The crystallite size D is evaluated from the Debye Scherer’s formula [30-33]:

Where shows (FWHM).

From Fig. 2, it is stated that there is an increase in the D value with the increase of the TSC concentrations. This is consistent with other results that are published [34]. Moreover, the increasing of the average crystalline size with the increase of the TSC concentration may be assigned to the improvement of SnS crystallinity [35, 36].

The following equation estimate the dislocation density (δ) [37-40]:

The following equation estimates the lattice strain (ε) [41-44]:

The values of scrostrain in Table 1 offer an increase with increasing content of TSC. The

Calculated structural parameters are offered in Table. 1

The FWHM is represented in Fig. 2, Grain size, Dislocation density and Strain versus doping content. The inverse relationship between crystallite size and other parameters are noted in the Figure. Fig. 2 demonstrates β, D, δ and ε Strain versus doping.

The SnS thin film surface morphology is studied through the use of AFM, as it is shown in Fig. 3 which shows AFM measurement technique that offers the digital images that allow of surface features quantitative measurements such as root mean square (RMS) or average roughness Ra that are shown in the Table 2. When taking two images with dimensions, Fig. 3 (a1, b2 and c1) 3D, it is noted that the films are regularly distributed in the small granules form connected without any spaces between them.

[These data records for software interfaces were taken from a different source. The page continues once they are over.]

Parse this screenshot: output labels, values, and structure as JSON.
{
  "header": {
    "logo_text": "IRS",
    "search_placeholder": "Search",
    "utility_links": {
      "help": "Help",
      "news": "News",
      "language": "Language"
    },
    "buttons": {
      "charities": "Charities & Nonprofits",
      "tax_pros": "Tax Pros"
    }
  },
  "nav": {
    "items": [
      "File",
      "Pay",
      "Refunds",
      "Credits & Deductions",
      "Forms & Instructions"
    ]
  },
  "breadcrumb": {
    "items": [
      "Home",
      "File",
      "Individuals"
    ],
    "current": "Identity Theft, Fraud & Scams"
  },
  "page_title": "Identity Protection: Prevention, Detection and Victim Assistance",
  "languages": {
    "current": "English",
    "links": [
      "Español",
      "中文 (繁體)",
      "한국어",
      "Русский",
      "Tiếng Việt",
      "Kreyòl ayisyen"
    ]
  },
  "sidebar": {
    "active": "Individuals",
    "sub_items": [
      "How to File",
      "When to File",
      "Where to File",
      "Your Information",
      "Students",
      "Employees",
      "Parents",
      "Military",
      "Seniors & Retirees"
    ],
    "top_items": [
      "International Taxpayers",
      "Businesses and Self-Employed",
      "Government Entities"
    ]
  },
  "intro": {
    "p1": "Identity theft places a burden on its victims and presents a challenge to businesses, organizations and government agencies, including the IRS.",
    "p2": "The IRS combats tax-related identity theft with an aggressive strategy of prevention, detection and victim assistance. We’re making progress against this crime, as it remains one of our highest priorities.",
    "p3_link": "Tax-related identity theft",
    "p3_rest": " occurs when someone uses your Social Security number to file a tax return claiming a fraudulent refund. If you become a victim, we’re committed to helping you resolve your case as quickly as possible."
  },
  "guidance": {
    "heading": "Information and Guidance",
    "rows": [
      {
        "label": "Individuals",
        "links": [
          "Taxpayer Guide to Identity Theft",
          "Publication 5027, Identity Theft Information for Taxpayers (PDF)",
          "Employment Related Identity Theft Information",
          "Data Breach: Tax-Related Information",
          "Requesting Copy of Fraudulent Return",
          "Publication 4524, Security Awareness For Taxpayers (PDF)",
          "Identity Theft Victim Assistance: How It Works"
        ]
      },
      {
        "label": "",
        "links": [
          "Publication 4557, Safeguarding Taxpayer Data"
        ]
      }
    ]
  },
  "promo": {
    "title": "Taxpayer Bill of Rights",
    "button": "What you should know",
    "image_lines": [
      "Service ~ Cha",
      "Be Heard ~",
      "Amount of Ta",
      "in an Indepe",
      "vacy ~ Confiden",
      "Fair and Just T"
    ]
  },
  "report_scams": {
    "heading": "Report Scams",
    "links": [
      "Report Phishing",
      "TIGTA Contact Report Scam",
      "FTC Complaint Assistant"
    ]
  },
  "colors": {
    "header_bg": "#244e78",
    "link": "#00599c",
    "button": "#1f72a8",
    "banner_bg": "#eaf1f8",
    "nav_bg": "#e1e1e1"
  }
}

Fig. 3 (a2, b2 and c2) shows curved volumetric distribution for crystalline granules where difference with TSC content from 0.10 M to 0.20 M respectively. From Fig. 3 (a3, b3 and c3), Ra and RMS values of (12.90, 4.39 and 3.76) nm and (14.80, 5. 08 and 4.34) nm, respectively, The above analysis shows that TSC content affect the values of Ra and RMS. Table 2 represent the values of AFM parameters.

A sharp fall in transmittance at various wavelengths, which corresponds to absorption edge is shown in the recorded Optical transmittance spectra. From Fig. 4, it is proved that a TSC content from 0.10 M to 0.20 M respectively. In general, from Fig. 4 it is observed that the optical transmittance is reduced from 95 to 80% with the increase of the TSC content from 0.10 M to 0.20 M. The transmittance shifts toward lower energies that join the content increment of TSC is explained by the fact that the increase of TSC from 0.20 M approaches the structure of bulk material [45]

The absorption coefficient (α) was specified by equation [46-49]:

α = (2.303×A)/t (4)

Where (t) is film thickness, A is constant, Fig. 5. Shows α against the energy of photon (hυ) , it is observed that the films offers a high (α˃104cm-1) which in turn shows direct transitions [50] .

Band gap variation was calculated from transmittance spectra and Tauc’s formula [51-54]:

Where A is a constant, the relations are plotted between (αhν) 2 and hν. From Fig. 6 we can conclude that the bandgap depends on the TSC content, Eg decreases as TSC concentration increases. The bandgap of nanocrystalline SnS films depends on the content of TSC from 0.10 M to 0.20 M its values were 1.45 and 1.25 eV, respectively [55].

Table 1 represent the values of bandgap.


The nanostructure tin sulfide films are produced successfully through CBD at 80 oC for 4 h through the use of various concentrations (0.10 M, 0.15 M and 0.20 M) of TSC. The orthorhombic structure of the grown SnS is revealed by the XRD spectra, as it is marked by the dominant peak of (111) plane. The results show that the increment of TSC content cause a decrement in crystalline size and a decrease in strain. The presence of the SnS phase in the deposited thin films decreased gradually with increasing TSC content. AFM image showed that the grain size of the nanoparticles observed in the range of 72.57 nm to 60.35 nm with TSC content, the optical transmittance exhibits excellent optical transparency. The optical transmittance reduced from 95 to 80%, with the increase of TSC content. The SnS films have (α > 104 cm−1). The energy bandgap range between 1.45 eV and 1.25 eV with the increase TSC content.


Authors would appreciate Mustansiriyah University (www. for supporting this work.


The authors declare that there is no conflict of interests regarding the publication of this manuscript.